the government comes back to me with some encrypted material that my
browser has sent, I won't be able to decode it.

There are those (like Raj Mathur, I think) who feel that we should just
leave this alone -- it is a stupid bill. I think, however, that we should
fight it, for two reasons:

1) You never know how this might be misused by imaginative law enforcement
officers  (this isn't an oxymoron!)
2) Fighting the bill will increase people's awareness of encryption. The
more people use encryption, the more effective encryption becomes: if only
a few people use it, and that too rarely, as is currently the case, the
government knows which messages to target. And if they are sufficiently
determined, they can devote the computing power and people to crack the
code. But if people routinely encrypt, they won't know which message to

First step: we need to get a copy of the bill. With all the holidays, I
haven't been able to reach my government friends. Does anybody else have a
copy? I'd like to put it up on our web site.

And by the way, encryption is really easy to use, and I encourage everyone
to start. Sending unencrypted mail is like sending a postcard, anyone along
the way can read it, at Monica Lewinsky, Bill Gates, Lawrence Lessig and
countless others have discovered. -- if you use Eudora, like I do, go to and download a plug-in which is a breeze to set up, and
after that, to encrypt, you only need to click on a button.
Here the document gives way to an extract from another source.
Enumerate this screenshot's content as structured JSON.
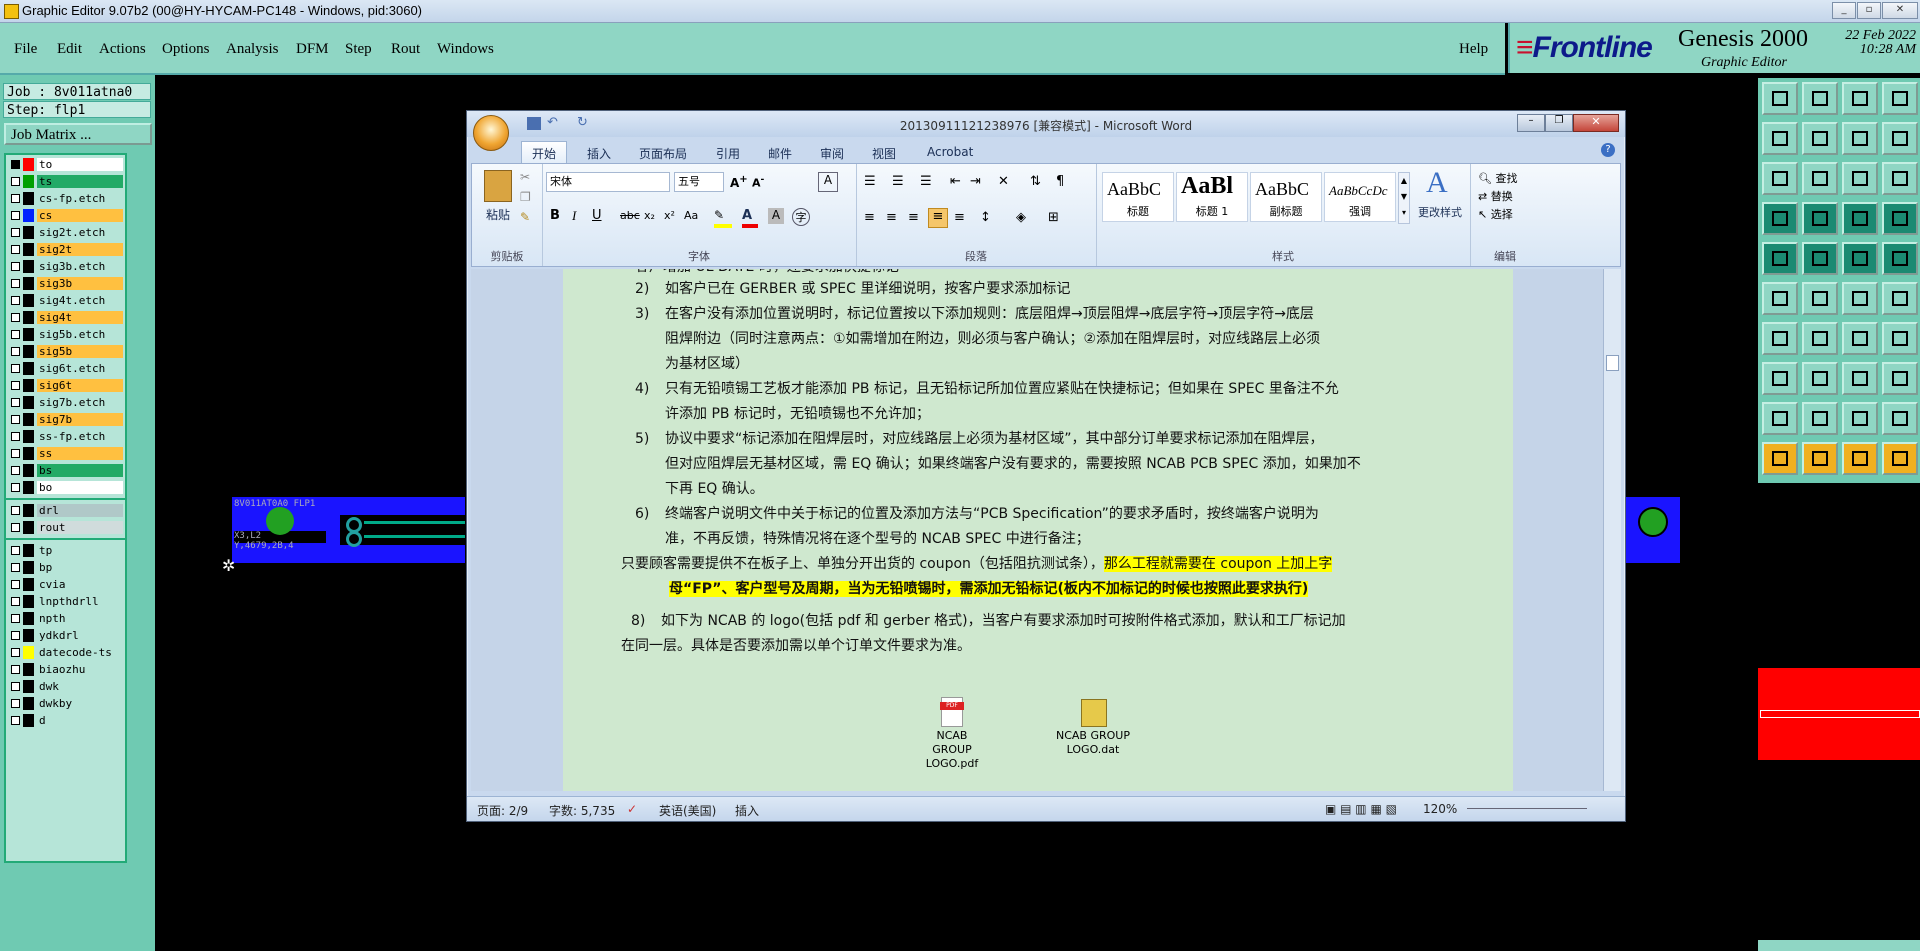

Let me know if
you need help in this.

Arun Mehta, moderator india-gii,
B-69, Lajpat Nagar-I, New Delhi-110024. Phone 6841172. To subscribe, send
the message subscribe india-gii your name to